§ WHAT YOU ARE ASKED TO DO
Filter the data for lines with the word "icon" and copy those lines.
======
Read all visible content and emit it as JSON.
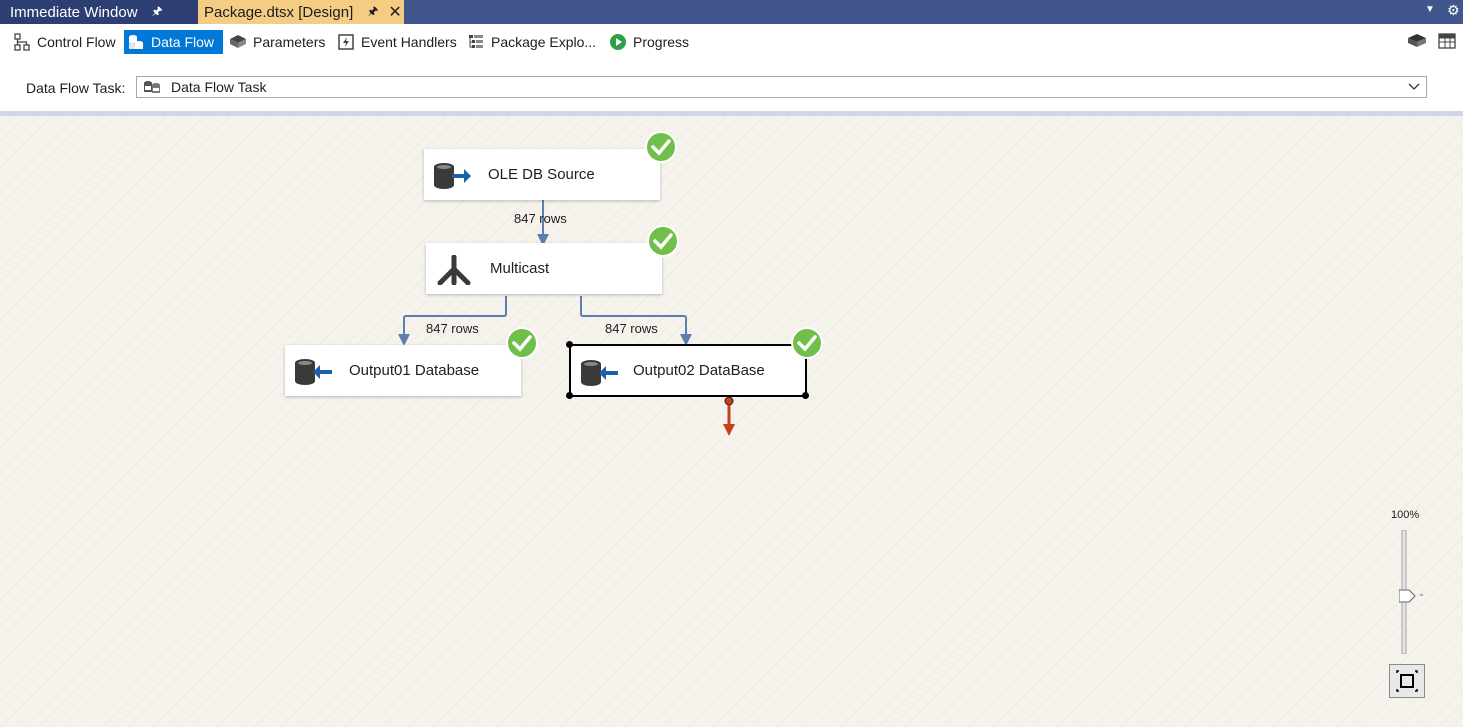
{
  "doc_tabs": {
    "immediate": {
      "label": "Immediate Window"
    },
    "package": {
      "label": "Package.dtsx [Design]"
    }
  },
  "designer_tabs": [
    {
      "label": "Control Flow",
      "icon": "control-flow-icon"
    },
    {
      "label": "Data Flow",
      "icon": "data-flow-icon",
      "active": true
    },
    {
      "label": "Parameters",
      "icon": "parameters-icon"
    },
    {
      "label": "Event Handlers",
      "icon": "event-handlers-icon"
    },
    {
      "label": "Package Explo...",
      "icon": "package-explorer-icon"
    },
    {
      "label": "Progress",
      "icon": "progress-icon"
    }
  ],
  "task_selector": {
    "label": "Data Flow Task:",
    "value": "Data Flow Task"
  },
  "components": [
    {
      "name": "OLE DB Source",
      "status": "success"
    },
    {
      "name": "Multicast",
      "status": "success"
    },
    {
      "name": "Output01 Database",
      "status": "success"
    },
    {
      "name": "Output02 DataBase",
      "status": "success",
      "selected": true
    }
  ],
  "paths": [
    {
      "from": "OLE DB Source",
      "to": "Multicast",
      "rows_label": "847 rows"
    },
    {
      "from": "Multicast",
      "to": "Output01 Database",
      "rows_label": "847 rows"
    },
    {
      "from": "Multicast",
      "to": "Output02 DataBase",
      "rows_label": "847 rows"
    }
  ],
  "zoom": {
    "label": "100%",
    "value_percent": 100
  },
  "colors": {
    "tab_strip": "#40568d",
    "active_doc_tab": "#f5cc84",
    "active_designer_tab": "#0078d7",
    "path_arrow": "#5b7fb0",
    "error_output_arrow": "#c8401a",
    "success_check": "#5cb85c"
  }
}
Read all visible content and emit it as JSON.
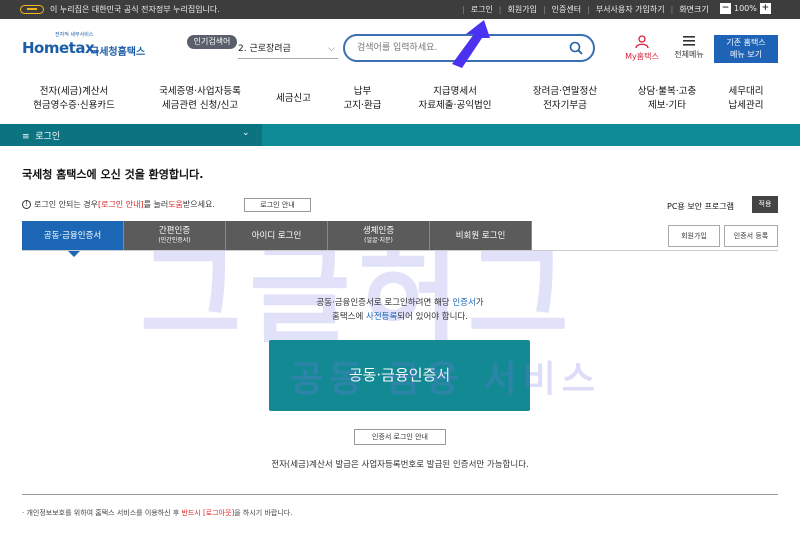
{
  "topbar": {
    "notice": "이 누리집은 대한민국 공식 전자정부 누리집입니다.",
    "links": [
      "로그인",
      "회원가입",
      "인증센터",
      "부서사용자 가입하기",
      "화면크기"
    ],
    "zoom_minus": "−",
    "zoom_value": "100%",
    "zoom_plus": "+"
  },
  "header": {
    "logo_small": "전자적 세무서비스",
    "logo_text": "Hometax.",
    "logo_kr": "국세청홈택스",
    "popular_label": "인기검색어",
    "popular_value": "2. 근로장려금",
    "search_placeholder": "검색어를 입력하세요.",
    "my_hometax": "My홈택스",
    "all_menu": "전체메뉴",
    "legacy_line1": "기존 홈택스",
    "legacy_line2": "메뉴 보기"
  },
  "gnb": [
    "전자(세금)계산서\n현금영수증·신용카드",
    "국세증명·사업자등록\n세금관련 신청/신고",
    "세금신고",
    "납부\n고지·환급",
    "지급명세서\n자료제출·공익법인",
    "장려금·연말정산\n전자기부금",
    "상담·불복·고충\n제보·기타",
    "세무대리\n납세관리"
  ],
  "breadcrumb": {
    "label": "로그인"
  },
  "main": {
    "welcome": "국세청 홈택스에 오신 것을 환영합니다.",
    "notice_pre": "로그인 안되는 경우 ",
    "notice_link": "[로그인 안내]",
    "notice_mid": "를 눌러 ",
    "notice_help": "도움",
    "notice_post": "받으세요.",
    "login_guide_btn": "로그인 안내",
    "pc_security": "PC용 보안 프로그램",
    "apply_btn": "적용",
    "tabs": [
      {
        "label": "공동·금융인증서",
        "sub": ""
      },
      {
        "label": "간편인증",
        "sub": "(민간인증서)"
      },
      {
        "label": "아이디 로그인",
        "sub": ""
      },
      {
        "label": "생체인증",
        "sub": "(얼굴·지문)"
      },
      {
        "label": "비회원 로그인",
        "sub": ""
      }
    ],
    "join_btn": "회원가입",
    "cert_register_btn": "인증서 등록",
    "desc_1a": "공동·금융인증서로 로그인하려면 해당 ",
    "desc_1b": "인증서",
    "desc_1c": "가",
    "desc_2a": "홈택스에 ",
    "desc_2b": "사전등록",
    "desc_2c": "되어 있어야 합니다.",
    "cert_button": "공동·금융인증서",
    "cert_guide": "인증서 로그인 안내",
    "cert_note": "전자(세금)계산서 발급은 사업자등록번호로 발급된 인증서만 가능합니다.",
    "foot_pre": "· 개인정보보호를 위하여 홈택스 서비스를 이용하신 후 ",
    "foot_red": "반드시 [로그아웃]",
    "foot_post": "을 하시기 바랍니다."
  },
  "watermark": {
    "big": "그글허그",
    "small": "공동 금융 서비스"
  },
  "colors": {
    "brand_blue": "#1c67b5",
    "teal": "#138a93",
    "arrow": "#4b32f0"
  }
}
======
§ FINAL ANSWER
      "icon": "control-flow-icon"
      "icon": "data-flow-icon",
      "icon": "parameters-icon"
      "icon": "event-handlers-icon"
      "icon": "package-explorer-icon"
      "icon": "progress-icon"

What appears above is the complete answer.